How many lines of the records below contain the word "being"? Answer with the number alone.

[[ RECORDED DATA, beginning ]]

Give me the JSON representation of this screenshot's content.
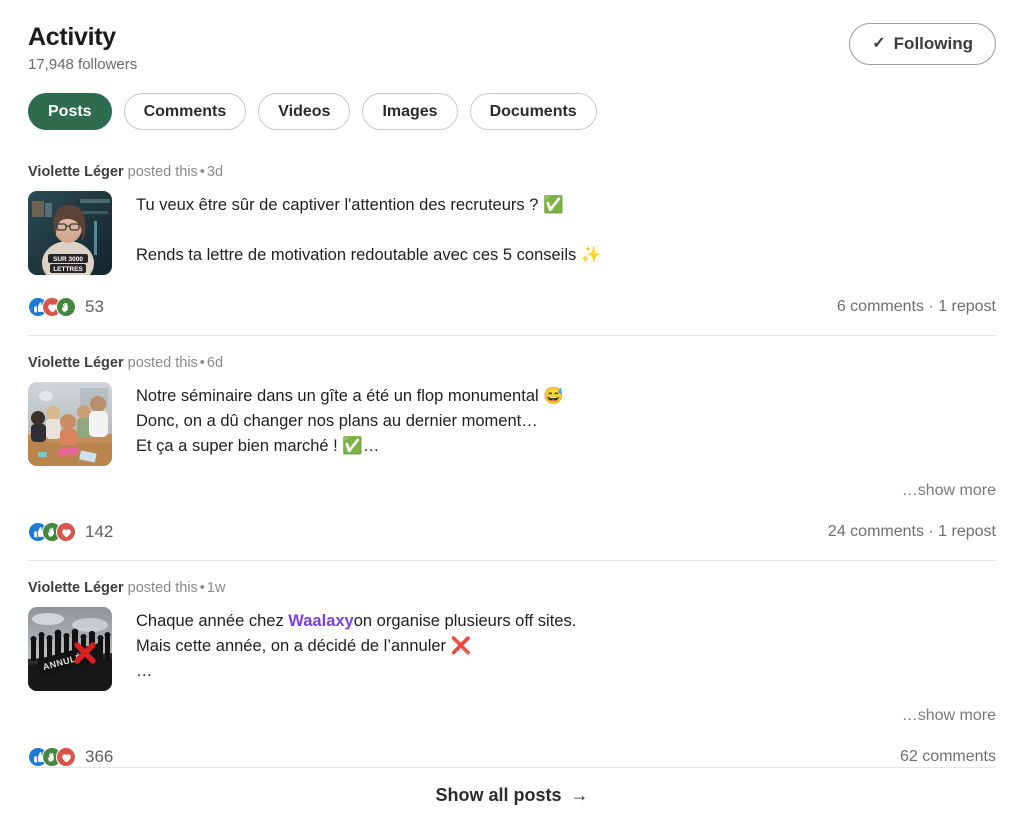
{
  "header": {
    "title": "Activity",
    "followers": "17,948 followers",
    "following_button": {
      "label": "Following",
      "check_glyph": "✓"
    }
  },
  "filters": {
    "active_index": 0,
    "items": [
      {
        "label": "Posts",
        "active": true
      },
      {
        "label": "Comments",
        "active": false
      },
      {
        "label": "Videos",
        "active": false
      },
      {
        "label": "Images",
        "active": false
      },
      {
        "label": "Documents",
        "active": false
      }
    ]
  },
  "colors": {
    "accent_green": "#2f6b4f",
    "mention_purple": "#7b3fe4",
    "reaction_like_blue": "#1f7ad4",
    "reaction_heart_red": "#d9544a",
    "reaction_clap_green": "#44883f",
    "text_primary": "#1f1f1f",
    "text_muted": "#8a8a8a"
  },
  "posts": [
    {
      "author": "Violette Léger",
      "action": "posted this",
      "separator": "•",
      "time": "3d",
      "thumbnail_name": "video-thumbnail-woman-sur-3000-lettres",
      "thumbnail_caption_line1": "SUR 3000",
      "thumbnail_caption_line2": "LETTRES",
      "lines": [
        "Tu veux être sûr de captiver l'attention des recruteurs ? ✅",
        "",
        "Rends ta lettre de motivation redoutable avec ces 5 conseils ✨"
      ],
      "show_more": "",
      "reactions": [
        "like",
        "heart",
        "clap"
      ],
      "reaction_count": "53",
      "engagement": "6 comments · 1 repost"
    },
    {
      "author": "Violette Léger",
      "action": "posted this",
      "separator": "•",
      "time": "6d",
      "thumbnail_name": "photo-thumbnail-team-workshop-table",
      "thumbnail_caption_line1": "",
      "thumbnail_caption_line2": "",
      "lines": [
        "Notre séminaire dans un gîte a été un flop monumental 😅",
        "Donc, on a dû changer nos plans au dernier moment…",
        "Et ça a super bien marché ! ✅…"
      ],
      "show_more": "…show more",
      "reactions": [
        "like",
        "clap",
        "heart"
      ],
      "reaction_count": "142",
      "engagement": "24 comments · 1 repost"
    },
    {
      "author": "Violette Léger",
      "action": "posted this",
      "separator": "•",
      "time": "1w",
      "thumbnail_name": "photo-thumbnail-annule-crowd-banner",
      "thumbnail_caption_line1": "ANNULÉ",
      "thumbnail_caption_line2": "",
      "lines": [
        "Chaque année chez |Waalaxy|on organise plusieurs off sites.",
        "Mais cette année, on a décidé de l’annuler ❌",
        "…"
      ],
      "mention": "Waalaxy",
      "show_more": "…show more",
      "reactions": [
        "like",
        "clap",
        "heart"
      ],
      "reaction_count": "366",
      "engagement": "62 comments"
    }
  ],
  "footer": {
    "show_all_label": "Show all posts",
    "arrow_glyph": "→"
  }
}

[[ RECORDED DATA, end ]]
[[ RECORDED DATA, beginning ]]

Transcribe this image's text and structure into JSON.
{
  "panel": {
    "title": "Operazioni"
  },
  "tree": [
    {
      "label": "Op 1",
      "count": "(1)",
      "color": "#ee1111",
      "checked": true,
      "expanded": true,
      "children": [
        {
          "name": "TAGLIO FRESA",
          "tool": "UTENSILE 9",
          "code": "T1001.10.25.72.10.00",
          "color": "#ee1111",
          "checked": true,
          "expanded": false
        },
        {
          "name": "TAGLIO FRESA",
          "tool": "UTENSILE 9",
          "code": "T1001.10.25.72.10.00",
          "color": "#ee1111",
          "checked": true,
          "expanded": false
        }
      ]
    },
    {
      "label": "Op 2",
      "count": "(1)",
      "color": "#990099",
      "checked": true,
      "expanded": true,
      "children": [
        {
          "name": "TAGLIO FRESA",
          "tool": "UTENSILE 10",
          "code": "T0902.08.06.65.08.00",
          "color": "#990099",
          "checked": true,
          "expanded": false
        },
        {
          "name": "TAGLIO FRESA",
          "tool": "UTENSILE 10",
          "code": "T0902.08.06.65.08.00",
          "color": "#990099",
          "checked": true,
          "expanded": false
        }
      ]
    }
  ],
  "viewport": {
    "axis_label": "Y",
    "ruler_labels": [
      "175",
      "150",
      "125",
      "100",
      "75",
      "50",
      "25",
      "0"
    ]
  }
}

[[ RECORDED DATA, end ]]
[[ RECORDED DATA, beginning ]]

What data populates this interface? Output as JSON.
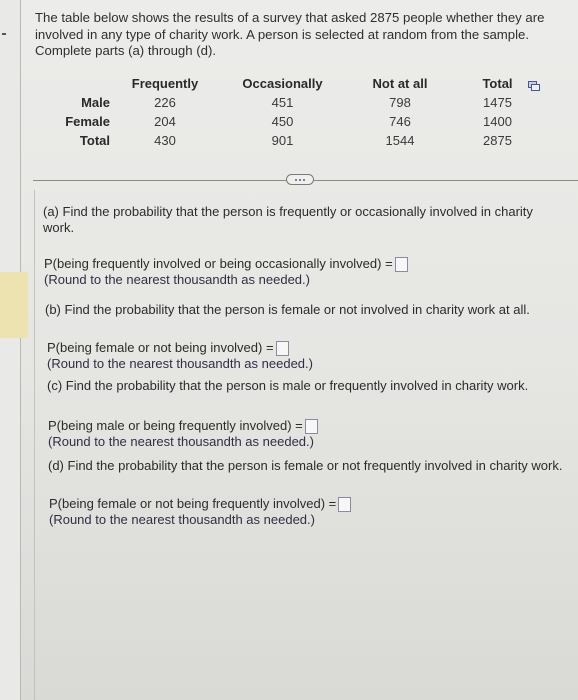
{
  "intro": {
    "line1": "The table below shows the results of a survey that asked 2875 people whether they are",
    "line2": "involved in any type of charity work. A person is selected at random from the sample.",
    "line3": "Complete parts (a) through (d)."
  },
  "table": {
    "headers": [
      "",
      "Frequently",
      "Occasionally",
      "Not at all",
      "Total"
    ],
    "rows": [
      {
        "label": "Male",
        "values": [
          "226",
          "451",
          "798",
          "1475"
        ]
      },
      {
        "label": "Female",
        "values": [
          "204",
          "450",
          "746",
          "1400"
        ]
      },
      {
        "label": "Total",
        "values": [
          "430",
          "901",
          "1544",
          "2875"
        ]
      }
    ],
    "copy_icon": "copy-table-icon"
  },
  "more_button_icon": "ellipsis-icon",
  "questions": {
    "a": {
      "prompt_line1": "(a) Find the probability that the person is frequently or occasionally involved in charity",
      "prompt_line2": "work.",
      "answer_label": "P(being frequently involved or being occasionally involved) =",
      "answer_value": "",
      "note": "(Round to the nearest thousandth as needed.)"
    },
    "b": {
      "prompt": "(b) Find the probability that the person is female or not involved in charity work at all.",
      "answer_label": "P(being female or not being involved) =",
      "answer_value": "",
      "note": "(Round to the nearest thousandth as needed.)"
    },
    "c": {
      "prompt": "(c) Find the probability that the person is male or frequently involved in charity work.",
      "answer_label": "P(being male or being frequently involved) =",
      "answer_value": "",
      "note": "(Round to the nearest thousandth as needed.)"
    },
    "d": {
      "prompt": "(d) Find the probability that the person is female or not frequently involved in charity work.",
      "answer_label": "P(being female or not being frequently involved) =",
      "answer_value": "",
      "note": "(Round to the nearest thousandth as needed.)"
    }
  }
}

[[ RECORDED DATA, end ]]

- [EXERCISE SOLUTION]: 4